Sometimes putting the best face forward requires doing an about-face, as the long trail to trial for Khalid Shaikh Mohammed demonstrates.
Mohammed, the alleged mastermind of the 9/11 terrorist attacks, and four accused co-conspirators will be tried by a military commission in Guantanamo Bay, Cuba, instead of in a civilian court in New York, Atty. Gen. Eric Holder Jr. announced Monday. The move marks a shift in the Obama administration's policy in the face of sharp opposition from a host of officials, some of who had earlier supported a civilian trial in New York.
"We were prepared to bring a powerful case against the 9/11 defendants in federal court, and had this case proceeded as planned, I'm confident our justice system would have performed with the same distinction that has been its hallmark for more than 200 years," Holder said in Washington, D.C. "Unfortunately, members of Congress have intervened and imposed restrictions blocking the administration from bringing any Guantanamo detainees to trial in the United States."
In 2009, the Obama administration had pushed to try Mohammed in a civilian court in New York, but faced complaints from Republicans and Democrats, who opposed moving the terror suspects to U.S. prisons.
The Obama administration had sought civilian trials arguing the decision was a moral and legal one. By moving the trials to a civilian venue, the United States would demonstrate its commitment to the rule of law.
"We need not cower in the face of this enemy," Holder told Congress at the time, explaining his decision. "Our institutions are strong, our infrastructure is sturdy, our resolve is firm, and our people are ready."
Obama strongly backed his attorney general, telling reporters on a trip to Asia: "We have to break ... this fearful notion that somehow our justice system can't handle these guys."
But those efforts failed to sway some New York City officials, including Mayor Michael Bloomberg and some members of Congress, both Republicans and Democrats, who raised security questions about a civilian trial in New York, the site of the destruction of the World Trade Center.
Bloomberg initially supported having the trial in Manhattan, just blocks from the World Trade Center. "It is fitting that 9/11 suspects face justice near the World Trade Center site where so many New Yorkers were murdered," Bloomberg said at the time. Even New York Police Commissioner Raymond W. Kelly called it appropriate.
But as the cost of trying the suspects mounted to more than $200 million a year, public officials began to reverse themselves. There was the fear that New York could again become a target for terrorist attacks in retribution for the trial.

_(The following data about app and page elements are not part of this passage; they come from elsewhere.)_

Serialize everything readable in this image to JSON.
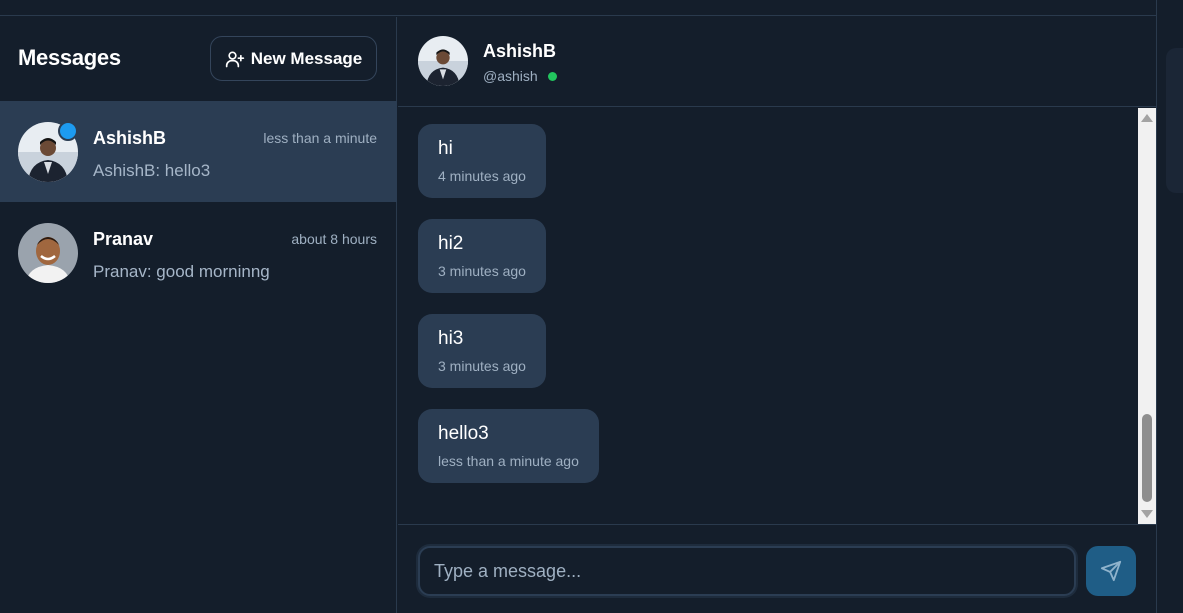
{
  "sidebar": {
    "title": "Messages",
    "new_message_label": "New Message",
    "conversations": [
      {
        "name": "AshishB",
        "time": "less than a minute",
        "preview": "AshishB: hello3",
        "active": true,
        "unread": true
      },
      {
        "name": "Pranav",
        "time": "about 8 hours",
        "preview": "Pranav: good morninng",
        "active": false,
        "unread": false
      }
    ]
  },
  "chat": {
    "header": {
      "name": "AshishB",
      "handle": "@ashish",
      "online": true
    },
    "messages": [
      {
        "text": "hi",
        "time": "4 minutes ago"
      },
      {
        "text": "hi2",
        "time": "3 minutes ago"
      },
      {
        "text": "hi3",
        "time": "3 minutes ago"
      },
      {
        "text": "hello3",
        "time": "less than a minute ago"
      }
    ],
    "composer": {
      "placeholder": "Type a message...",
      "value": ""
    }
  },
  "colors": {
    "background": "#141e2b",
    "active_row": "#2b3d53",
    "bubble": "#2b3d53",
    "unread_dot": "#1d9bf0",
    "online_dot": "#22c55e",
    "send_button": "#1f5d86"
  },
  "icons": {
    "new_message": "user-plus-icon",
    "send": "send-icon"
  }
}
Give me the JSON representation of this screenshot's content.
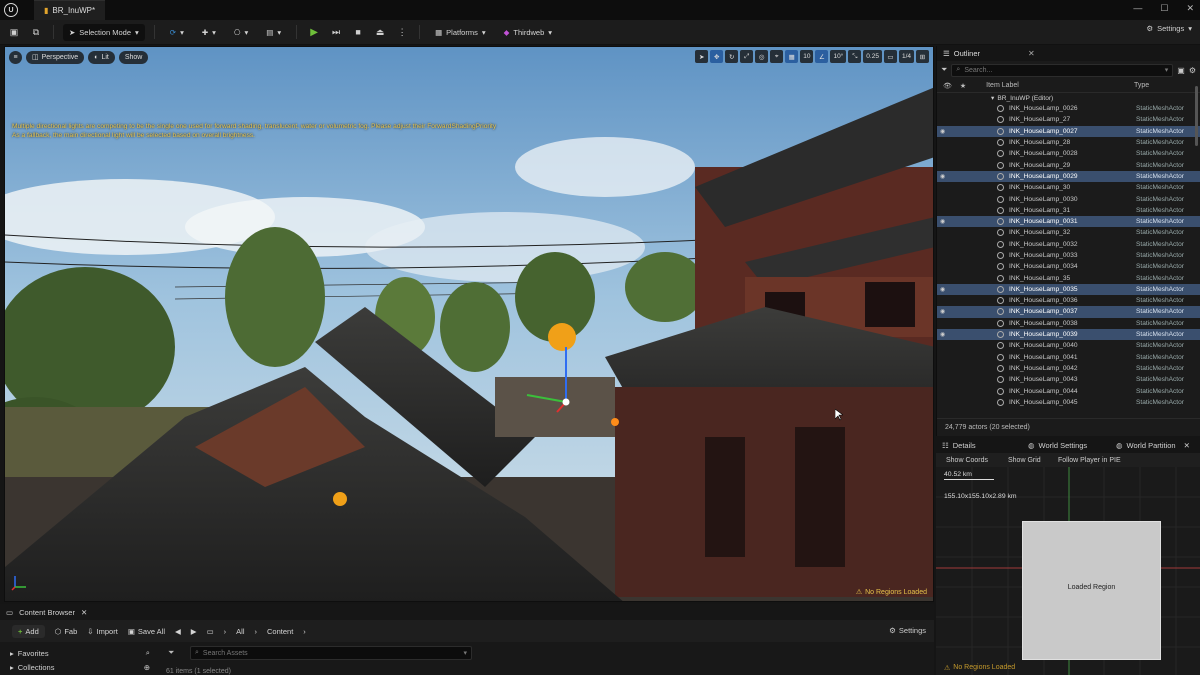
{
  "window": {
    "tab_title": "BR_InuWP*",
    "controls": [
      "—",
      "☐",
      "✕"
    ]
  },
  "toolbar": {
    "mode_label": "Selection Mode",
    "platforms_label": "Platforms",
    "thirdweb_label": "Thirdweb",
    "settings_label": "Settings"
  },
  "viewport": {
    "perspective_label": "Perspective",
    "lit_label": "Lit",
    "show_label": "Show",
    "grid_value": "10",
    "angle_value": "10°",
    "scale_value": "0.25",
    "camera_speed": "1/4",
    "warning_line1": "Multiple directional lights are competing to be the single one used for forward shading, translucent, water or volumetric fog. Please adjust their ForwardShadingPriority",
    "warning_line2": "As a fallback, the main directional light will be selected based on overall brightness.",
    "no_regions": "No Regions Loaded"
  },
  "outliner": {
    "tab_label": "Outliner",
    "search_placeholder": "Search...",
    "col_label": "Item Label",
    "col_type": "Type",
    "world_label": "BR_InuWP (Editor)",
    "rows": [
      {
        "name": "INK_HouseLamp_0026",
        "type": "StaticMeshActor",
        "sel": false
      },
      {
        "name": "INK_HouseLamp_27",
        "type": "StaticMeshActor",
        "sel": false
      },
      {
        "name": "INK_HouseLamp_0027",
        "type": "StaticMeshActor",
        "sel": true
      },
      {
        "name": "INK_HouseLamp_28",
        "type": "StaticMeshActor",
        "sel": false
      },
      {
        "name": "INK_HouseLamp_0028",
        "type": "StaticMeshActor",
        "sel": false
      },
      {
        "name": "INK_HouseLamp_29",
        "type": "StaticMeshActor",
        "sel": false
      },
      {
        "name": "INK_HouseLamp_0029",
        "type": "StaticMeshActor",
        "sel": true
      },
      {
        "name": "INK_HouseLamp_30",
        "type": "StaticMeshActor",
        "sel": false
      },
      {
        "name": "INK_HouseLamp_0030",
        "type": "StaticMeshActor",
        "sel": false
      },
      {
        "name": "INK_HouseLamp_31",
        "type": "StaticMeshActor",
        "sel": false
      },
      {
        "name": "INK_HouseLamp_0031",
        "type": "StaticMeshActor",
        "sel": true
      },
      {
        "name": "INK_HouseLamp_32",
        "type": "StaticMeshActor",
        "sel": false
      },
      {
        "name": "INK_HouseLamp_0032",
        "type": "StaticMeshActor",
        "sel": false
      },
      {
        "name": "INK_HouseLamp_0033",
        "type": "StaticMeshActor",
        "sel": false
      },
      {
        "name": "INK_HouseLamp_0034",
        "type": "StaticMeshActor",
        "sel": false
      },
      {
        "name": "INK_HouseLamp_35",
        "type": "StaticMeshActor",
        "sel": false
      },
      {
        "name": "INK_HouseLamp_0035",
        "type": "StaticMeshActor",
        "sel": true
      },
      {
        "name": "INK_HouseLamp_0036",
        "type": "StaticMeshActor",
        "sel": false
      },
      {
        "name": "INK_HouseLamp_0037",
        "type": "StaticMeshActor",
        "sel": true
      },
      {
        "name": "INK_HouseLamp_0038",
        "type": "StaticMeshActor",
        "sel": false
      },
      {
        "name": "INK_HouseLamp_0039",
        "type": "StaticMeshActor",
        "sel": true
      },
      {
        "name": "INK_HouseLamp_0040",
        "type": "StaticMeshActor",
        "sel": false
      },
      {
        "name": "INK_HouseLamp_0041",
        "type": "StaticMeshActor",
        "sel": false
      },
      {
        "name": "INK_HouseLamp_0042",
        "type": "StaticMeshActor",
        "sel": false
      },
      {
        "name": "INK_HouseLamp_0043",
        "type": "StaticMeshActor",
        "sel": false
      },
      {
        "name": "INK_HouseLamp_0044",
        "type": "StaticMeshActor",
        "sel": false
      },
      {
        "name": "INK_HouseLamp_0045",
        "type": "StaticMeshActor",
        "sel": false
      }
    ],
    "footer": "24,779 actors (20 selected)"
  },
  "details_tabs": {
    "details": "Details",
    "world_settings": "World Settings",
    "world_partition": "World Partition"
  },
  "world_partition": {
    "coords_label": "Show Coords",
    "show_grid": "Show Grid",
    "follow_player": "Follow Player in PIE",
    "distance": "40.52 km",
    "dims": "155.10x155.10x2.89 km",
    "loaded_region": "Loaded Region",
    "no_regions": "No Regions Loaded"
  },
  "content_browser": {
    "tab_label": "Content Browser",
    "add_label": "Add",
    "fab_label": "Fab",
    "import_label": "Import",
    "save_all_label": "Save All",
    "path_all": "All",
    "path_content": "Content",
    "settings_label": "Settings",
    "favorites_label": "Favorites",
    "collections_label": "Collections",
    "search_placeholder": "Search Assets",
    "count_text": "61 items (1 selected)"
  },
  "colors": {
    "accent_blue": "#2b5fa0",
    "selection": "#3a4f6e",
    "warning": "#e6c24a",
    "play_green": "#6fbf3a"
  }
}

Leading the GOP criticism was former Mayor Rudolph Giuliani, a onetime Republican presidential aspirant, who was in charge of New York when the airliner attack took place on Sept. 11, 2001. But the Republican complaints also had a legal component, as key lawmakers argued that a civilian trial would criminalize what they saw as a war effort.
Sen. Lindsey Graham (R-S.C.) said in November he believed he had the votes to block Mohammed from being tried in a civilian court.
"I think it is a big mistake to criminalize the war, to take someone you've held under the law of war as an enemy combatant for six or seven years, then put them in civilian court," Graham said in November. "It is a disaster waiting to happen."
In a prepared statement Monday, Sen. Charles E. Schumer (D-N.Y.) praised the Obama administration for moving ahead with the military trials.
"This means with certainty that the trial will not be in New York. While not unexpected, this is the final nail in the coffin of that wrongheaded idea. I have always said that the perpetrators of this horrible crime should get the ultimate penalty, and I believe this proposal by the administration can make that happen," Schumer stated.
Mohammed allegedly proposed the concept for the Sept. 11 attacks to Osama bin Laden as early as 1996, and helped recruit and train the hijackers who attacked the World Trade Center and the Pentagon in Washington.
The four alleged co-conspirators include Walid bin Attash, Ramzi Binalshibh, Ali Abdul Aziz Ali and Mustafa Ahmed Hawsawi.